When the bottom of the table’s more interesting than the top

I’m most interested in what’s going on down here in the relegation zone, which I haven’t bothered to translate because I’m a) too lazy and b) if you’re reading this you’re probably Ukrainian/speak at least some Ukrainian and can read it better than me anyways.

First, the 5.8% of people who said they’d vote ‘against all’ or spoil the ballot. That’s high, even just for a poll; by way of comparison, in that debacle of a Hungarian referendum last week 4% of voters spoiled their ballot in protest, a figure I still can’t get over.

Second, the 22.3% of people who said they wouldn’t take part in voting. I don’t have much to say about this – I don’t actually think that’s a remarkably high or low number, though the difference from west to east (17% compared to 28%) is worth noting. Is this down to more western Ukrainians heading their own more recognizable parties (e.g., Sadovyi, Lyashko, Hrytsenko, Tyahnybok), or is it a matter of different regional political cultures and attitudes towards democracy and (non) voting showing through? Both?

Lastly, the 31.1% of people who said “difficult to say” (don’t know, basically). As someone schooled in the arcana of Canadian, British and American electoral politics I have to admit I don’t think I’ll ever be able to wrap my mind around the idea of almost a third of people not sure who they’re going to vote for.

This 31.1% figure says more to me about Ukrainian party politics and the state of Ukrainian democracy than any other figure here. No party, whether small, not-as-small or in-theory-biggest, seems able to capture the interest and imagination of post-Maidan Ukraine at all. To quote Sonic Youth, fragmentation is (still) the rule.

Postscript

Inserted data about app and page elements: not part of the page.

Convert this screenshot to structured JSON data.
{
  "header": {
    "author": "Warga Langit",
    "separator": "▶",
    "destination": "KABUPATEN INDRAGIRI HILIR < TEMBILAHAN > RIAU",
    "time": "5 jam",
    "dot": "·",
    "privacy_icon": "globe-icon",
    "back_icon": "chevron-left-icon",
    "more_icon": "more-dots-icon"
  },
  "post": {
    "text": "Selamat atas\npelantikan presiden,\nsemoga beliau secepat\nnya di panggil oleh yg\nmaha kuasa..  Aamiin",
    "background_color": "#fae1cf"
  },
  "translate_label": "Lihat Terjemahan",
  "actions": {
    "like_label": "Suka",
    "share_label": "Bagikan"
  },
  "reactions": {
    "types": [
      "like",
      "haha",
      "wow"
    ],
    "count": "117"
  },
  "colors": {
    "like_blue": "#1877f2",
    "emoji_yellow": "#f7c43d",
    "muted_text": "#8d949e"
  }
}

I’ve got my hands on the most recent KIIS Omnibus data (that’s publicly available – from May 2016). Been running some numbers. Will have some reasonably interesting analysis of my own in a few days.